Tuesday, September 3, 2013

FRO Motivation

Sometimes before a yoga class the instructor will tell us to “set your intentions.” Concentrate on what you are going to do in, or get out of, this class. In other settings instructors have inquired about a particular pose on which you may be working. For quite some time when I was asked to set my intentions I interpreted this to mean that I was to be concentrating on a particular pose or two, or a certain aspect of poses, like foundation. Where was my focus? In the regular yoga class I attend there are 34 poses.

How many things do you have to do in a day? In a week? In a month? Do you “set your intentions” by concentrating on particular tasks? Which are the most important? This is the primary cause of stress: you focus on something particular, think about it often, worry about it, stress over it. It just one task in many, regardless of its relative importance. Between any moment and the moment of the impending important item there may any number of tasks for you to perform.

When I “set my intentions” for yoga class I set my intention for each pose. There is no one pose that deserves more attention. They are all important. For each pose I think about what I can do to make it better, to grow stronger, to increase balance and flexibility.

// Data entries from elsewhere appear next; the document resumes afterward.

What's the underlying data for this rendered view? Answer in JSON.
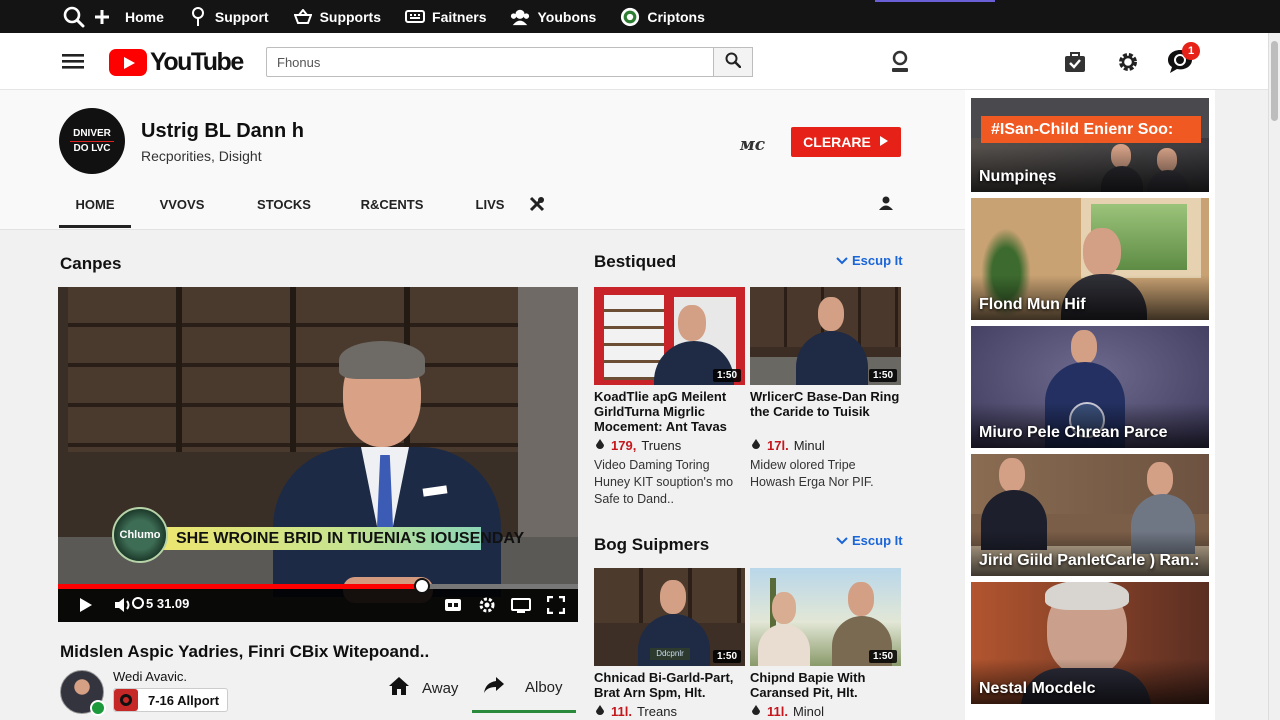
{
  "topbar": {
    "items": [
      {
        "label": "Home",
        "icon": "plus-icon"
      },
      {
        "label": "Support",
        "icon": "location-pin-icon"
      },
      {
        "label": "Supports",
        "icon": "basket-icon"
      },
      {
        "label": "Faitners",
        "icon": "keyboard-icon"
      },
      {
        "label": "Youbons",
        "icon": "people-icon"
      },
      {
        "label": "Criptons",
        "icon": "chrome-icon"
      }
    ]
  },
  "header": {
    "logo_text": "YouTube",
    "search_value": "Fhonus",
    "notification_count": "1"
  },
  "channel": {
    "avatar_line1": "DNIVER",
    "avatar_line2": "DO LVC",
    "name": "Ustrig BL Dann h",
    "subtitle": "Recporities, Disight",
    "signature": "ᴍc",
    "subscribe_label": "CLERARE",
    "tabs": [
      "HOME",
      "VVOVS",
      "STOCKS",
      "R&CENTS",
      "LIVS"
    ]
  },
  "main": {
    "section_title": "Canpes",
    "player": {
      "lower_third": "SHE WROINE BRID IN TIUENIA'S IOUSENDAY",
      "badge_text": "Chlumo",
      "time": "5 31.09",
      "progress": 0.7
    },
    "video_title": "Midslen Aspic Yadries, Finri CBix Witepoand..",
    "owner_name": "Wedi Avavic.",
    "owner_badge": "7-16 Allport",
    "actions": [
      {
        "label": "Away",
        "icon": "home-icon"
      },
      {
        "label": "Alboy",
        "icon": "share-arrow-icon"
      }
    ]
  },
  "recommended": {
    "section1_title": "Bestiqued",
    "section1_link": "Escup It",
    "section2_title": "Bog Suipmers",
    "section2_link": "Escup It",
    "cards": [
      {
        "title": "KoadTlie apG Meilent GirldTurna Migrlic Mocement: Ant Tavas",
        "meta_num": "179,",
        "meta_text": "Truens",
        "desc": "Video Daming Toring Huney KIT souption's mo Safe to Dand..",
        "duration": "1:50"
      },
      {
        "title": "WrlicerC Base-Dan Ring the Caride to Tuisik",
        "meta_num": "17l.",
        "meta_text": "Minul",
        "desc": "Midew olored Tripe Howash Erga Nor PIF.",
        "duration": "1:50"
      },
      {
        "title": "Chnicad Bi-Garld-Part, Brat Arn Spm, Hlt.",
        "meta_num": "11l.",
        "meta_text": "Treans",
        "desc": "",
        "duration": "1:50",
        "thumb_label": "Ddcpnlr"
      },
      {
        "title": "Chipnd Bapie With Caransed Pit, Hlt.",
        "meta_num": "11l.",
        "meta_text": "Minol",
        "desc": "",
        "duration": "1:50"
      }
    ]
  },
  "sidebar": {
    "cards": [
      {
        "label": "Numpinęs",
        "banner": "#ISan-Child Enienr Soo:"
      },
      {
        "label": "Flond Mun Hif"
      },
      {
        "label": "Miuro Pele Chrean Parce"
      },
      {
        "label": "Jirid Giild PanletCarle ) Ran.:"
      },
      {
        "label": "Nestal Mocdelc"
      }
    ]
  },
  "colors": {
    "accent_red": "#e62117",
    "link_blue": "#1a65d8",
    "topbar_bg": "#141414",
    "banner_orange": "#f05a22"
  }
}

Sure, I have a list of things to do in any one day, week, month, year, or life. Each item on that list is important, otherwise why is it on the list?! What deserves the most attention is whatever I am doing now. Contentment is not dependent upon a few “important” tasks; concentrating on such will simply increase stress. Contentment is achieved by treating each task as important, releasing yourself from any other tasks while you work this one.

You may be facing deadlines, or an “important” event may be looming; regardless, whatever you are doing now is what is most important. Make your list, concentrate on the current item, then they will fall like dominoes.

What does FRO stand for? Well, it stands for Fro.